§ **EXERCISE DIRECTIONS**
Go through the entries below, count every line with the string "JSON", and answer with only that number.

(DATA SHOWN Opens)

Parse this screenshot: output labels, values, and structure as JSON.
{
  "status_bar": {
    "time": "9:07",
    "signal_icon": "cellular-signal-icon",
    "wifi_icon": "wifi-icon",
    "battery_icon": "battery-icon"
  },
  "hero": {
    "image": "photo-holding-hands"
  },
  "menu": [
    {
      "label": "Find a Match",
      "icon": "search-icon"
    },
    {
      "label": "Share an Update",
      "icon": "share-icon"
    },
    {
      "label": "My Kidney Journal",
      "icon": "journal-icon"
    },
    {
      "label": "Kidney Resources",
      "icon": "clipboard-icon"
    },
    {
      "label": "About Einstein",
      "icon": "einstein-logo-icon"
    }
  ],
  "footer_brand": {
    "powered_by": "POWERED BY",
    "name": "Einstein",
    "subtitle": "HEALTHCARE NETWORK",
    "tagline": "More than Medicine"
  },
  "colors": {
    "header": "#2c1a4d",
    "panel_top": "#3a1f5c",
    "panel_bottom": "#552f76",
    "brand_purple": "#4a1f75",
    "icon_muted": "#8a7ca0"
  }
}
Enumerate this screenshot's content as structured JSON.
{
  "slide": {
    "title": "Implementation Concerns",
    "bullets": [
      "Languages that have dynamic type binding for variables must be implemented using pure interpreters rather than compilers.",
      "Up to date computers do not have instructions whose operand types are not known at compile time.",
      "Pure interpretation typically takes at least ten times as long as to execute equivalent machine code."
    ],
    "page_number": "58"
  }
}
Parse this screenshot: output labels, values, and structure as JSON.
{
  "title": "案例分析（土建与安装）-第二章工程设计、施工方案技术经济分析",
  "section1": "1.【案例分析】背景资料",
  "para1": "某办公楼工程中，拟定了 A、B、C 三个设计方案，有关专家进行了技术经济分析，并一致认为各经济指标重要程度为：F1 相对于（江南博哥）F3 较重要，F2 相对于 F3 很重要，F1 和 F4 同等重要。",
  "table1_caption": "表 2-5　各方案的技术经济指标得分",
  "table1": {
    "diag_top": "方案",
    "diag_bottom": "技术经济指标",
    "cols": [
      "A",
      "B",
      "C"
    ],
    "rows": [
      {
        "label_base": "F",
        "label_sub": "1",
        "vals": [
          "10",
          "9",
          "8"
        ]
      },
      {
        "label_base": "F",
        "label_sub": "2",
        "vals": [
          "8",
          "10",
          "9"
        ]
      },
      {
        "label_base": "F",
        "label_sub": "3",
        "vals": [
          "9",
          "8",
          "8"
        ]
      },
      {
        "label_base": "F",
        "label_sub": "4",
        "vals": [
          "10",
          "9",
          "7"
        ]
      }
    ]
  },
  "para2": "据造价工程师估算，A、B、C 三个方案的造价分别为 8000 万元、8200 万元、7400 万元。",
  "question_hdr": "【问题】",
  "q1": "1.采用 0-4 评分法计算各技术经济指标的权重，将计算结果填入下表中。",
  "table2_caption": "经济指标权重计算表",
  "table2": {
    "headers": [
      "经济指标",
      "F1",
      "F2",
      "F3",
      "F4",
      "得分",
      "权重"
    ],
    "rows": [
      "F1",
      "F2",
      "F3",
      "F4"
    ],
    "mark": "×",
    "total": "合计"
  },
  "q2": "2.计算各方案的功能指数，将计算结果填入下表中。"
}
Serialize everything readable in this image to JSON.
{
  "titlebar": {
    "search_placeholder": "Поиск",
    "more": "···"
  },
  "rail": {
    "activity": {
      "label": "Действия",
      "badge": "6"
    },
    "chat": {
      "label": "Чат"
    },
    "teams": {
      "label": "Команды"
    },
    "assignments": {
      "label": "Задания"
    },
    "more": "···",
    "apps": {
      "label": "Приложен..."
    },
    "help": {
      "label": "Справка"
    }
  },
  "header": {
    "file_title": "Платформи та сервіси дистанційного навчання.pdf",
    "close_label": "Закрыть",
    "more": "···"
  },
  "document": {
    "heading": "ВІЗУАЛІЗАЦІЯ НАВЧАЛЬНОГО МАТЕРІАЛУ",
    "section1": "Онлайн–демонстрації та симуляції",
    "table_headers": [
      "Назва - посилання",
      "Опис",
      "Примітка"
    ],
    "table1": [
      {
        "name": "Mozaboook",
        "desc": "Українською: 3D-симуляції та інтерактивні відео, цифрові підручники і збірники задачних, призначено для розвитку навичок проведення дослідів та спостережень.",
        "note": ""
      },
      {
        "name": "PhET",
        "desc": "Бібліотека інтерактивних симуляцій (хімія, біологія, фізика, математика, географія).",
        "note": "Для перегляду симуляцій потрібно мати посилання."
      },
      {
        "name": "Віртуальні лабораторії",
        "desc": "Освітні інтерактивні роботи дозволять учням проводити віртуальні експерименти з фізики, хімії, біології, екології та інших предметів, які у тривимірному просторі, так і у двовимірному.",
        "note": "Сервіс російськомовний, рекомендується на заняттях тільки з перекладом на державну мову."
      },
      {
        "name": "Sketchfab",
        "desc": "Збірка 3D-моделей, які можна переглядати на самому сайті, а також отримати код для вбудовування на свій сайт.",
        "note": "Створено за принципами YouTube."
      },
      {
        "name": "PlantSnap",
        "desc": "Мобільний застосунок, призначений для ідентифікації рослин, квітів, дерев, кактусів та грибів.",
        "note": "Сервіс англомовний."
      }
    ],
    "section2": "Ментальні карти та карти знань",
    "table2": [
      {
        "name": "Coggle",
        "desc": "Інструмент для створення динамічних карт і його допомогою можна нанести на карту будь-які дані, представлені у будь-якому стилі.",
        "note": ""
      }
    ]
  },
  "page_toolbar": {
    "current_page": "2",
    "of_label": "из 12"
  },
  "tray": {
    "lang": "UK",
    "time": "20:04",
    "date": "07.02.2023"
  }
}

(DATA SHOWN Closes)

§ **SOLUTION**
4